What you should do: What lines in the data below mention the string "value"? Copy them out.

Data:
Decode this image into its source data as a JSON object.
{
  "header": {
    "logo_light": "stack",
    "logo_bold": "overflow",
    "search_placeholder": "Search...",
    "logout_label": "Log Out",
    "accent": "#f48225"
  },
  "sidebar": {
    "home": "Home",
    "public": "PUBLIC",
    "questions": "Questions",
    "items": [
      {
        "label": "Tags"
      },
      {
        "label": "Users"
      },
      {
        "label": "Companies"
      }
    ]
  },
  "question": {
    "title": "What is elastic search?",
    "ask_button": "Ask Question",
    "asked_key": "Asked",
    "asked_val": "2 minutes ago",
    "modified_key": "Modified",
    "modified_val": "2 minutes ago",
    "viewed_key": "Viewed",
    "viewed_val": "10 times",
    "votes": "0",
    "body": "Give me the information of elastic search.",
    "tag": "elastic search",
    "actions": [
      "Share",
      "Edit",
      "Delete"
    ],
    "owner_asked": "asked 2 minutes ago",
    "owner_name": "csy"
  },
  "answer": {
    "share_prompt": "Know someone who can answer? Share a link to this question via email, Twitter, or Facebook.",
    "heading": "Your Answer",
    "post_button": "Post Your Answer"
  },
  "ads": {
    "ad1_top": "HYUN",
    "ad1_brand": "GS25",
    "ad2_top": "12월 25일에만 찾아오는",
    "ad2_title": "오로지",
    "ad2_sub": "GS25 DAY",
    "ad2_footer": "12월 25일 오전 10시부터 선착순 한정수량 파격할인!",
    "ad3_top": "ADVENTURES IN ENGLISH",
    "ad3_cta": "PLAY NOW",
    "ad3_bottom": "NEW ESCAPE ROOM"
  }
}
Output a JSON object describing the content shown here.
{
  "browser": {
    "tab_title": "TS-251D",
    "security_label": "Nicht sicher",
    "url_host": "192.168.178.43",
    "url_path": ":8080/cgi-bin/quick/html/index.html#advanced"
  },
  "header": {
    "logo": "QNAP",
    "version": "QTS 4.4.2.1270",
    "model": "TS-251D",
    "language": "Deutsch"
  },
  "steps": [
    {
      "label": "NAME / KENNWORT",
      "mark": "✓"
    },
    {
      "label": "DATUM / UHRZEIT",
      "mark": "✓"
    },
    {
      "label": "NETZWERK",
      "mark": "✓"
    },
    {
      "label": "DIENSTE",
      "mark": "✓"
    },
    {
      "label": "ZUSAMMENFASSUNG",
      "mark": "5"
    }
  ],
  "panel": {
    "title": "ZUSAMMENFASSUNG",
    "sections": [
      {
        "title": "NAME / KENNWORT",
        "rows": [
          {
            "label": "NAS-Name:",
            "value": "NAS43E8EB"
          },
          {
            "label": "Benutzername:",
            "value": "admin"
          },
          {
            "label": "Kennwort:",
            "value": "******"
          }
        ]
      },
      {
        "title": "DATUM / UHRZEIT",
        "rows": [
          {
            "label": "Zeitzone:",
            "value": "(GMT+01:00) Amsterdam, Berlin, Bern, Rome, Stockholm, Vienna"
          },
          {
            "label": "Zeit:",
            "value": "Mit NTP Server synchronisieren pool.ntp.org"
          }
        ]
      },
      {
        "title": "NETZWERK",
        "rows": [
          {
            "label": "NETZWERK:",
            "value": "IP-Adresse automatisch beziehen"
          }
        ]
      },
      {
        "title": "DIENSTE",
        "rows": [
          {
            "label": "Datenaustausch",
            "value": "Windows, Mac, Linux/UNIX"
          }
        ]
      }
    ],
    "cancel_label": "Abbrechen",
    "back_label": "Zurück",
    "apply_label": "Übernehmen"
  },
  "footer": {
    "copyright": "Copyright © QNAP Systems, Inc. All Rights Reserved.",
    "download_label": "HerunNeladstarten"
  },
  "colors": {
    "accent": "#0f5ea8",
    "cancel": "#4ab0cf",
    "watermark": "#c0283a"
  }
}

Task response:
            "value": "NAS43E8EB"
            "value": "admin"
            "value": "******"
            "value": "(GMT+01:00) Amsterdam, Berlin, Bern, Rome, Stockholm, Vienna"
            "value": "Mit NTP Server synchronisieren pool.ntp.org"
            "value": "IP-Adresse automatisch beziehen"
            "value": "Windows, Mac, Linux/UNIX"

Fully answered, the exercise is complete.